After graduating from Harvard in 2005 with a degree in English and American Literature and Language, a citation in Spanish Language, and a reflexive desire to say "Yale sucks" and "Go Sox," I took a year-long hiatus from school to work as a clinical research assistant at Stanford University. It was quite possibly the best year of my pathetic existence thus far. Working with pancreatic cancer patients changed my perspective of medicine and instilled in me a passion for the field of oncology. Since you'll probably hear me talking about medicine for the rest of this year, I will refrain from raving about cancer and medicine in this entry.

Let's see, what else? I am the oldest of four children in my family (Samantha is graduating from the University of Chicago after two-ish years of undergraduate work...she's an amazing art history major with a passion for graffiti art; Matthew is a junior at Arcadia High School who just got his driver's license...yikes; and Jeremy is a fifth grader at Hugo Reid Elementary School who likes to read "Lord of the Rings."). My grandmother is a sweet lady who lives with our family; she practically raised me. She has certain mysterious habits, such as her penchant for dripping magenta nail polish upon various articles of clothing "so that we can tell them from other people's clothing" and cursing at us in Cantonese when she's annoyed.

My apologies for the long entry...hopefully you didn't go narcoleptic on me or switch over to the Postsecret blog.

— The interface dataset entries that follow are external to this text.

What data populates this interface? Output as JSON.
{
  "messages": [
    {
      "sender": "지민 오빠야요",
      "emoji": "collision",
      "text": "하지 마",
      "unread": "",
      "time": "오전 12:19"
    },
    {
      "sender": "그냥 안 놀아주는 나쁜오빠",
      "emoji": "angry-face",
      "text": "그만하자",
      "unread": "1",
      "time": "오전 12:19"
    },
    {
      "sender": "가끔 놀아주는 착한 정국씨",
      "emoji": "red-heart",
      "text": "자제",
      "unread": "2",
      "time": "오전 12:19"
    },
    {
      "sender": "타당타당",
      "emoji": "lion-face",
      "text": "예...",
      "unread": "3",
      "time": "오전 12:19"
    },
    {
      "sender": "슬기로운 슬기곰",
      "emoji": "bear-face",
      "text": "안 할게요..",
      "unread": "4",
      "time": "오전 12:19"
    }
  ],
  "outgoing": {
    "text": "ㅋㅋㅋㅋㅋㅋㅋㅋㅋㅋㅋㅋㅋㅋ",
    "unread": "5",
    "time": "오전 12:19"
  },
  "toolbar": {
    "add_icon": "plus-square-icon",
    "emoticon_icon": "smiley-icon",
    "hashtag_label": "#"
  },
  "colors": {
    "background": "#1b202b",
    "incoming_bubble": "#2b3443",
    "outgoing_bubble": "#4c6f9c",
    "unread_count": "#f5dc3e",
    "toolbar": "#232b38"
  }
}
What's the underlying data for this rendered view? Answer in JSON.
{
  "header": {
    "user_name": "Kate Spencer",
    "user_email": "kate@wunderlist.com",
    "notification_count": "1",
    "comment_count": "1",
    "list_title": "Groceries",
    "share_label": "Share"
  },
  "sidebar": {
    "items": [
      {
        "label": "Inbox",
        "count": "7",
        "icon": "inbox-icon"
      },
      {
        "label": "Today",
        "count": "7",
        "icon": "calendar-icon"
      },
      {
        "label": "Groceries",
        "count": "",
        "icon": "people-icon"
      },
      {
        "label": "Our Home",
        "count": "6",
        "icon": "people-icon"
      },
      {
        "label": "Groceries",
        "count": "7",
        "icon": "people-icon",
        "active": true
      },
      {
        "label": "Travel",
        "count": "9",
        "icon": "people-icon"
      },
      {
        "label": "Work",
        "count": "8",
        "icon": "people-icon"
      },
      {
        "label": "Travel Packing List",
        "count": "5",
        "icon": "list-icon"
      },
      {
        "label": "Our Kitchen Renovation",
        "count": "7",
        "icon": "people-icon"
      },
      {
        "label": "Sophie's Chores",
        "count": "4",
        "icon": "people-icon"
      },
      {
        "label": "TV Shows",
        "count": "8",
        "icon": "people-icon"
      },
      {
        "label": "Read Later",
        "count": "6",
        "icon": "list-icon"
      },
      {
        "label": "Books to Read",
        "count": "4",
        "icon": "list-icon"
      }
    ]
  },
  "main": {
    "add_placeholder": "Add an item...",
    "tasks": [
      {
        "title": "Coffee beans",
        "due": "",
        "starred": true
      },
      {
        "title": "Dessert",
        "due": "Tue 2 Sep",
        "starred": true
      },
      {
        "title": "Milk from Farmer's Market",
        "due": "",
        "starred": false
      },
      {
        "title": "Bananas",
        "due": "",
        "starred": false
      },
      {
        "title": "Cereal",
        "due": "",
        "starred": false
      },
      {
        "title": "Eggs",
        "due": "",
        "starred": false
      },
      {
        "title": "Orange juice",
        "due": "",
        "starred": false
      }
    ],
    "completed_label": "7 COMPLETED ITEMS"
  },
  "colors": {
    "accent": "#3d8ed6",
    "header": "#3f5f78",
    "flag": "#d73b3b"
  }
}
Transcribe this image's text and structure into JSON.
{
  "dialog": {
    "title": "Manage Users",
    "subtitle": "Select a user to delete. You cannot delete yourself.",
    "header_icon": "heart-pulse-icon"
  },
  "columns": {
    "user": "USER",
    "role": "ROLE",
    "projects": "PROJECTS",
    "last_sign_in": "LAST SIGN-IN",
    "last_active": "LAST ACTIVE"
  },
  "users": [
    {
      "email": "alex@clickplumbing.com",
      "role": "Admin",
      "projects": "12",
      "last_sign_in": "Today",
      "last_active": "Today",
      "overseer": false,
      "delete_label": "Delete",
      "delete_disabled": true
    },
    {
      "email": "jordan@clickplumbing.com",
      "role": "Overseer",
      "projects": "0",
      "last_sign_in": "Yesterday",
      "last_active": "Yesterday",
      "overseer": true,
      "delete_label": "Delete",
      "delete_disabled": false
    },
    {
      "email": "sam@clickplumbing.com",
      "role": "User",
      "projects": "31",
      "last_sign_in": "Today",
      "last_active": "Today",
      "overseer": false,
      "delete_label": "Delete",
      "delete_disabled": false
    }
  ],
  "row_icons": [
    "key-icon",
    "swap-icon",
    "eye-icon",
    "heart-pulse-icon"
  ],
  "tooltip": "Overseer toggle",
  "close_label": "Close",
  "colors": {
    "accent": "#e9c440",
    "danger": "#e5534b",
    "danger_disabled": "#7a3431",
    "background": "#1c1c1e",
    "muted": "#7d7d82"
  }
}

Trust me, enough secrets about medical school will be spilled on this one, and maybe some pretty pictures too.

Tuesday, November 21, 2006

Lessons on the Heart

After sweating bullets for the Organs Carviovascular exam this morning, I feel refreshed and ready to turn over a new leaf. Next time, I'm going to try to finish reading the syllabus. :)

"Whenever I start thinking that I am not living up to my potential, I remind myself of the old farmer and his fight to the death with the insane pig. It's an exciting story, and it takes my mind off all this "potential" business."